#### THE TASK
Each line that includes the word "this" should be copied from the records.
═══ INFORMATION ═══
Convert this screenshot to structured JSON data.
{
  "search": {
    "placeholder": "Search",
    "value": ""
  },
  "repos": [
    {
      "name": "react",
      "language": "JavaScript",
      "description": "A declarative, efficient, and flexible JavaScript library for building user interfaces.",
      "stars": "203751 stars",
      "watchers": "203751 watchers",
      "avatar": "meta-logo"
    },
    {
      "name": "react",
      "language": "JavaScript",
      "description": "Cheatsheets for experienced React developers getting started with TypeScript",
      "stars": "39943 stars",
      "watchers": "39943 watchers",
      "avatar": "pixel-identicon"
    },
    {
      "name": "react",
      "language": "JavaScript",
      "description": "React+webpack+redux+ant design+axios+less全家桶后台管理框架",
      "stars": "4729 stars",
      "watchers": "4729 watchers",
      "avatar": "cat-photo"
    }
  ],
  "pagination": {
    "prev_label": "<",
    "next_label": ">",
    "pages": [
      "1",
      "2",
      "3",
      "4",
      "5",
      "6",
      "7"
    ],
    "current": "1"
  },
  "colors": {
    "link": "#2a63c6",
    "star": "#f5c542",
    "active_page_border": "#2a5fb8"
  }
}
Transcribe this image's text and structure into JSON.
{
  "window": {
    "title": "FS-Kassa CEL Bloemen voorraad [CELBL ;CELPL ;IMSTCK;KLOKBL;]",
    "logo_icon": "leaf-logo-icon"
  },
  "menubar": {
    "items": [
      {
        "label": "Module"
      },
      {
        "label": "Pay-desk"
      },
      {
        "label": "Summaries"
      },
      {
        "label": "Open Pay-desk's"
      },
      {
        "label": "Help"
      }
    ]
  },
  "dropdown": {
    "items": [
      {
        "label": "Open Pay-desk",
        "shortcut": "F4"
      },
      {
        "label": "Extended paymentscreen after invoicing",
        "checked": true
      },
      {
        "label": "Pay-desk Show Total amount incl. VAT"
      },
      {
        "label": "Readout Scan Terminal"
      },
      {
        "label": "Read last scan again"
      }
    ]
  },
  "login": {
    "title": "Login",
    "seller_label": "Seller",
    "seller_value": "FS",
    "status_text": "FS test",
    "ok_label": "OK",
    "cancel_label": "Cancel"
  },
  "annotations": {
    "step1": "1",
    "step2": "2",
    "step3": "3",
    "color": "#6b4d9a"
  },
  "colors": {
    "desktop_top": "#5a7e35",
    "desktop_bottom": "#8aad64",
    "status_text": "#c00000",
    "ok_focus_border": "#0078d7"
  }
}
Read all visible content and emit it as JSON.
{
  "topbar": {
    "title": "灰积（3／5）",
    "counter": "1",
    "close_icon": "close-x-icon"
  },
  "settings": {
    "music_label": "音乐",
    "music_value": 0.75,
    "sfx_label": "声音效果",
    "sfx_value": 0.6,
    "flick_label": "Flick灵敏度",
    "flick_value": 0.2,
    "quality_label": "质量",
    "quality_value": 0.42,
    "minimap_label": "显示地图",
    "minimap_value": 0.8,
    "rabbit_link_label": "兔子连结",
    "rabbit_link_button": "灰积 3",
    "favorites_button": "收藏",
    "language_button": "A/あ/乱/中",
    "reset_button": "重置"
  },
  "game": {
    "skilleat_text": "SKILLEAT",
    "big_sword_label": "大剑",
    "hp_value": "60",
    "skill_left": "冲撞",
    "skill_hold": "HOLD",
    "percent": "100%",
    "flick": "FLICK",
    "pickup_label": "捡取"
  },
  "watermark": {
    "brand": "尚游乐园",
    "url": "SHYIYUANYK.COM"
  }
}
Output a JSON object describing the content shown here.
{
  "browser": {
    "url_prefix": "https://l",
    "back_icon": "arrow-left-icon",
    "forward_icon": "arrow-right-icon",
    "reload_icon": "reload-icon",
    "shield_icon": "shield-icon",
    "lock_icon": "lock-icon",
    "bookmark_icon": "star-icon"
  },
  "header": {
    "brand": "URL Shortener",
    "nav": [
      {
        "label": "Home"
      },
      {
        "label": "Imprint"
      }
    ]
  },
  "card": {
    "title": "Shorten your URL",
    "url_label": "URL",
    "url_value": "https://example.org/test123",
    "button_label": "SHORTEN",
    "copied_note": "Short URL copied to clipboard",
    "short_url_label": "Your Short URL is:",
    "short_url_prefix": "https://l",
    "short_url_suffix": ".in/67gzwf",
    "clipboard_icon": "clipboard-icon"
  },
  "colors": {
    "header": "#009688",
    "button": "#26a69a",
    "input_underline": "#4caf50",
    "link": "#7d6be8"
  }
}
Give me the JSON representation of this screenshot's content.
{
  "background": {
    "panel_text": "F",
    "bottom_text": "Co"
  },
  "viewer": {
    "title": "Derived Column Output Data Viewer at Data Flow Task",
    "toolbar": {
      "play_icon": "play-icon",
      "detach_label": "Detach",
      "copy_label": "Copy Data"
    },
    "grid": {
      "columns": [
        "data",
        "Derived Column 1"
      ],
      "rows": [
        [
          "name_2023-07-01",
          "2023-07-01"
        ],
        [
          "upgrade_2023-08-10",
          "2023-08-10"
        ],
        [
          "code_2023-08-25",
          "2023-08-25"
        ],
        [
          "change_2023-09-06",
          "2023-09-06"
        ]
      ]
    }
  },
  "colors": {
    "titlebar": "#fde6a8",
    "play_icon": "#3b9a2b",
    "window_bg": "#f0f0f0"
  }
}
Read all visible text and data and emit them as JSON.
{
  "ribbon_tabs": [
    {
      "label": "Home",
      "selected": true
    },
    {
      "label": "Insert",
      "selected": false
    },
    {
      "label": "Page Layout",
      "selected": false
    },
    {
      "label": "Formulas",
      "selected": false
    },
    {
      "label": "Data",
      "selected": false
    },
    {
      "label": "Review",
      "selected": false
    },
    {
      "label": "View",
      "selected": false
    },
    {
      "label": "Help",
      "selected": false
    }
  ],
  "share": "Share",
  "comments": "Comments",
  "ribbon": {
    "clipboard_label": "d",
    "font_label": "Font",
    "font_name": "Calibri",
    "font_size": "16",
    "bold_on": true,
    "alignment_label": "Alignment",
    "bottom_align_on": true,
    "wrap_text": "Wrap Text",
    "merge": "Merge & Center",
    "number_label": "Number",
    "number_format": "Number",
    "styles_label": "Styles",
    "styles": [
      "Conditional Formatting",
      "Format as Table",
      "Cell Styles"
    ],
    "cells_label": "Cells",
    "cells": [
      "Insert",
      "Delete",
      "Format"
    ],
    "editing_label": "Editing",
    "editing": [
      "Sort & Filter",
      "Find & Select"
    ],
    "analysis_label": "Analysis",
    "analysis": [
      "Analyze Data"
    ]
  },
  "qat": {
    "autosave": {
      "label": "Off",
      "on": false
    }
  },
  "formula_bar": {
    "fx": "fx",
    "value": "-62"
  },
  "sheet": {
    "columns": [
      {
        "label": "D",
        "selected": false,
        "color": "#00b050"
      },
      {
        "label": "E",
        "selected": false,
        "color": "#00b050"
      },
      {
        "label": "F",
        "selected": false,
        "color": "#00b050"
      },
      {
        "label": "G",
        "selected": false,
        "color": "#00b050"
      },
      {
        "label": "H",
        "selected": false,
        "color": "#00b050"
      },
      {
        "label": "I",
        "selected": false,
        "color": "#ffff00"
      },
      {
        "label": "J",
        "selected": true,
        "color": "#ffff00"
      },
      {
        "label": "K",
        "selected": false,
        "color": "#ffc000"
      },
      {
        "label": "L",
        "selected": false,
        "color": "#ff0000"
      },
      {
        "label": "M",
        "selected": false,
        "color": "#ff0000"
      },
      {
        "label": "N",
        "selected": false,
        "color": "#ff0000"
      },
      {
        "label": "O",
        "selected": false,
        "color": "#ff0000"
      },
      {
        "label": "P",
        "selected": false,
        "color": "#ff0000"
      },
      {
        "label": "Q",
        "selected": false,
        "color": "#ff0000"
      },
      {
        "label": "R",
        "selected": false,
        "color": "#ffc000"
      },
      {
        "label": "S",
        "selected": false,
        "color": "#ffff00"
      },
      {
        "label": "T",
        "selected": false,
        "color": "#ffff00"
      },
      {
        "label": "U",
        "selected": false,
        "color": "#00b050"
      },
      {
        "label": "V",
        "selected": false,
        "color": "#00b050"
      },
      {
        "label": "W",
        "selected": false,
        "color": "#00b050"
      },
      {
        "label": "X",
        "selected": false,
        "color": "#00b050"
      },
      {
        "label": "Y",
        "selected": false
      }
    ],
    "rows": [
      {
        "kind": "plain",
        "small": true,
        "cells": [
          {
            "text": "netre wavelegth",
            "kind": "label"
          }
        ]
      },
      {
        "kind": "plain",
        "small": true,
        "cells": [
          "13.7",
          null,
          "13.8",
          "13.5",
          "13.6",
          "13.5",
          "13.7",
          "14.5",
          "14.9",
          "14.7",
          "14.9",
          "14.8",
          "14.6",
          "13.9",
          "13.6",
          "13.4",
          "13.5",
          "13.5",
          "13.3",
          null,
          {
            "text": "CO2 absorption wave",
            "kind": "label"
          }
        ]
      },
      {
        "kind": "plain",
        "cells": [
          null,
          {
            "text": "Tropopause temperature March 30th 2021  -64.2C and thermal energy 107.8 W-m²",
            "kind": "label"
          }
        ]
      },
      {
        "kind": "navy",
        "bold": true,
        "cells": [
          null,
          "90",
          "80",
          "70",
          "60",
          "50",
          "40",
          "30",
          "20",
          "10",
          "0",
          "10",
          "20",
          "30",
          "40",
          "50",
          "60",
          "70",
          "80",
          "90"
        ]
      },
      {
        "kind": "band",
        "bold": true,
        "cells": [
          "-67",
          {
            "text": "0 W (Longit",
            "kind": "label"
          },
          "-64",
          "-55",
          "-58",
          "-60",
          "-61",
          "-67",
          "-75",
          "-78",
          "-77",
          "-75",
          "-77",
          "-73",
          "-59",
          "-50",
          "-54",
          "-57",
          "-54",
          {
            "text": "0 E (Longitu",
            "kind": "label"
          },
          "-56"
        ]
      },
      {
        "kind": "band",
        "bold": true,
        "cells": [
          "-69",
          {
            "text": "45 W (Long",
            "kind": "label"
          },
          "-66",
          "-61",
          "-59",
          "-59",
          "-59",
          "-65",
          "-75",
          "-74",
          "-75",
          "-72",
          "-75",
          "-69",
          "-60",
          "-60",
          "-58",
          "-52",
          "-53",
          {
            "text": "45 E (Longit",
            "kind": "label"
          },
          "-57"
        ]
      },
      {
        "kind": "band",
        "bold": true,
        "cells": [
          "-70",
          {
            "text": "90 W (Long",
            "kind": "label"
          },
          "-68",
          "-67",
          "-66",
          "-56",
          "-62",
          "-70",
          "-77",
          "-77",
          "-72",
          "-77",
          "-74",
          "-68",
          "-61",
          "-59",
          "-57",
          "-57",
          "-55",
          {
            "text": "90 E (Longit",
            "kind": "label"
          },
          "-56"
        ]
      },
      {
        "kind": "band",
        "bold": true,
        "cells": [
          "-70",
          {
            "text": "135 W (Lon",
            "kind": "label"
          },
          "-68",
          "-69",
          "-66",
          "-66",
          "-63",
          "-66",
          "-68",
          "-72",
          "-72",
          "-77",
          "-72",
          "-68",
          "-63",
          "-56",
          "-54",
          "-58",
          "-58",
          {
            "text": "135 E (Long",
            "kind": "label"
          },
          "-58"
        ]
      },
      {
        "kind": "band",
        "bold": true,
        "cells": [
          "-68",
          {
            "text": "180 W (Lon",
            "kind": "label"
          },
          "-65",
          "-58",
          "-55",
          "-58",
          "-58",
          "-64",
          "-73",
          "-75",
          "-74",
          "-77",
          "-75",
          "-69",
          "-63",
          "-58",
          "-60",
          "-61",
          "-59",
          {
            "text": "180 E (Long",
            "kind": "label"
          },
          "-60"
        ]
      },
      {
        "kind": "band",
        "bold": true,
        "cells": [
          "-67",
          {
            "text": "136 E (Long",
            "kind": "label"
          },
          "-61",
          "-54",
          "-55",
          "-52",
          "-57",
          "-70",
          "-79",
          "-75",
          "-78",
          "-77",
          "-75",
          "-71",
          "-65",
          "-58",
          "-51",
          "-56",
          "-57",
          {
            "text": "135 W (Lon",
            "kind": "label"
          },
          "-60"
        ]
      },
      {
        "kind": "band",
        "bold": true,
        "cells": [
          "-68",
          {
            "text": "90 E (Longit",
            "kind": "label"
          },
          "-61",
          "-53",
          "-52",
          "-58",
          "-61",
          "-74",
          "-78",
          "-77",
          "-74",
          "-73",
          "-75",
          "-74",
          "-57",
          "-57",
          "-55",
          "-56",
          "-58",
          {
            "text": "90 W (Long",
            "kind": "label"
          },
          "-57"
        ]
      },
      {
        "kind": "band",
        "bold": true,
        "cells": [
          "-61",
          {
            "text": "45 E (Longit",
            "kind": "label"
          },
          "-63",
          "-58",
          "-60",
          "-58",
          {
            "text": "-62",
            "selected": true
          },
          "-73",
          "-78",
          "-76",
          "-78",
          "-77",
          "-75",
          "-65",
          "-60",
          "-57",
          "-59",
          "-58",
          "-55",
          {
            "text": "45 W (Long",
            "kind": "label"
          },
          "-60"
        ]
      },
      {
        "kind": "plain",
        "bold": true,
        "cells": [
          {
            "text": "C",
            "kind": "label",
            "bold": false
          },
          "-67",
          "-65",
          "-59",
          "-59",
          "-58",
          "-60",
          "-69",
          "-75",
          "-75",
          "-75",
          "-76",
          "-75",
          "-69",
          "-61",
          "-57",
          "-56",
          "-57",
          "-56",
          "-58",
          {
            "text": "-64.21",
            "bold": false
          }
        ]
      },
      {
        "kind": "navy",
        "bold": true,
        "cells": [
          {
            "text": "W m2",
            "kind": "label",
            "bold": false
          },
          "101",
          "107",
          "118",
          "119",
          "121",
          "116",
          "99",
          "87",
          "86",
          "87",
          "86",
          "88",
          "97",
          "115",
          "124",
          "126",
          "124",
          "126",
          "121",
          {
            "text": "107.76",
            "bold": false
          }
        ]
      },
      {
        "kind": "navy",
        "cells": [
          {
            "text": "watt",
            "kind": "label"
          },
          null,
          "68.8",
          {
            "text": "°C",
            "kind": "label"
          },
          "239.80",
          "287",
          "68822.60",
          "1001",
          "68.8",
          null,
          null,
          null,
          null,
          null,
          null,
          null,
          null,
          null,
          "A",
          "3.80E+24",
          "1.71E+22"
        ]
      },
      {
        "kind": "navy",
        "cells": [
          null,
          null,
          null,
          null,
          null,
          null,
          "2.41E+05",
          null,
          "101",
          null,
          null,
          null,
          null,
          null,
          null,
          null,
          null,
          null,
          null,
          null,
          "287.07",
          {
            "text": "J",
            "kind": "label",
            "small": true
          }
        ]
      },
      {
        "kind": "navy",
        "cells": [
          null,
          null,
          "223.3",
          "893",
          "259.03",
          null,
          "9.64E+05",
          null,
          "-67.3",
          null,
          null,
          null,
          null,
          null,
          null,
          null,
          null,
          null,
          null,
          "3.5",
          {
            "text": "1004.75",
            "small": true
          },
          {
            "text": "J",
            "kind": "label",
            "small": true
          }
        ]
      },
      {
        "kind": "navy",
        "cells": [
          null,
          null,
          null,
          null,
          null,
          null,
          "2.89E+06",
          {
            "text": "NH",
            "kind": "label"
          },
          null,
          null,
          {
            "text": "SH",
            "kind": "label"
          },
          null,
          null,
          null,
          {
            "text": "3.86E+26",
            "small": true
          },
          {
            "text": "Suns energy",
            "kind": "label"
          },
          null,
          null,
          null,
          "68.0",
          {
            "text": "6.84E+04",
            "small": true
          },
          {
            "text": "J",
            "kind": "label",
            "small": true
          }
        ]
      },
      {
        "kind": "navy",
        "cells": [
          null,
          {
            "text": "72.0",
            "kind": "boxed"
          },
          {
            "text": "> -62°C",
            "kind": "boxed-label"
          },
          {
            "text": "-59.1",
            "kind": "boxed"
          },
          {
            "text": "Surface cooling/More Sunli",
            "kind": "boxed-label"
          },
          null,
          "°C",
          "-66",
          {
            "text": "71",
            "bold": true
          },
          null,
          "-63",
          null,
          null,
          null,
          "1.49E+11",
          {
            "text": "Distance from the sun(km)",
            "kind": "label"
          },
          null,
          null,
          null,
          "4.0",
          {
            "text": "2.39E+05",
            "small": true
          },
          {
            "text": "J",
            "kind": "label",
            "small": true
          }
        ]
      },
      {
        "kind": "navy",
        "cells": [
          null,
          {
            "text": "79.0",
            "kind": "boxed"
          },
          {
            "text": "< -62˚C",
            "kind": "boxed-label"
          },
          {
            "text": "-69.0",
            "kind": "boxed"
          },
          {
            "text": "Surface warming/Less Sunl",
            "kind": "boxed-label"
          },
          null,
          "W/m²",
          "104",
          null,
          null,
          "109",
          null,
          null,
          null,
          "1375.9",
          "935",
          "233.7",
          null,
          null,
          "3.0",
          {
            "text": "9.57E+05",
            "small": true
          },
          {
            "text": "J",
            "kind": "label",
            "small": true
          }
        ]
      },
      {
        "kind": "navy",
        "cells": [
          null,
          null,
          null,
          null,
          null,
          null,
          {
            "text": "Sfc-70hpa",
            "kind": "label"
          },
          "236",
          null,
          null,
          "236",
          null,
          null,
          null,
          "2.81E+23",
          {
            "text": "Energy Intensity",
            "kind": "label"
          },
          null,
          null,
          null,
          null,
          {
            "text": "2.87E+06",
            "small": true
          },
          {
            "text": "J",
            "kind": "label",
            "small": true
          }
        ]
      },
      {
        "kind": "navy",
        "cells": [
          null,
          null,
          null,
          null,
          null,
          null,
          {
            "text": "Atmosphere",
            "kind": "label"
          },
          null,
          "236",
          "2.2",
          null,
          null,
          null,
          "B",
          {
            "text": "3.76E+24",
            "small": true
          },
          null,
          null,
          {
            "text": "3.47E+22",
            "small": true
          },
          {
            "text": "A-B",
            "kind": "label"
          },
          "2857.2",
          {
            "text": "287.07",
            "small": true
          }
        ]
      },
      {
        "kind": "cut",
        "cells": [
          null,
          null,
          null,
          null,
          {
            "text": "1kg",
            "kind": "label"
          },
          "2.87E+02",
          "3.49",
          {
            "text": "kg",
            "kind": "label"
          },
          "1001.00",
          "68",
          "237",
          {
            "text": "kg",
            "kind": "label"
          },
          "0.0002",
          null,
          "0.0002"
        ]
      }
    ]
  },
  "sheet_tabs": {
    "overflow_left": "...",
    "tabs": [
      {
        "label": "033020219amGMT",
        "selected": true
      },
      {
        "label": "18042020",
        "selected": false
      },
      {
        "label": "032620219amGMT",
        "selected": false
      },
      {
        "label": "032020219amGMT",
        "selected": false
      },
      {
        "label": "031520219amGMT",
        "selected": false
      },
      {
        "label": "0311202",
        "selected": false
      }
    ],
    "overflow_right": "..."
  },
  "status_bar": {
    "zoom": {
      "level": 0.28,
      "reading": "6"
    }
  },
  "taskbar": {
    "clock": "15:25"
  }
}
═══
#### EXERCISE OUTPUT
Convert this screenshot to structured JSON data.
Transcribe this image's text and structure into JSON.
Give me the JSON representation of this screenshot's content.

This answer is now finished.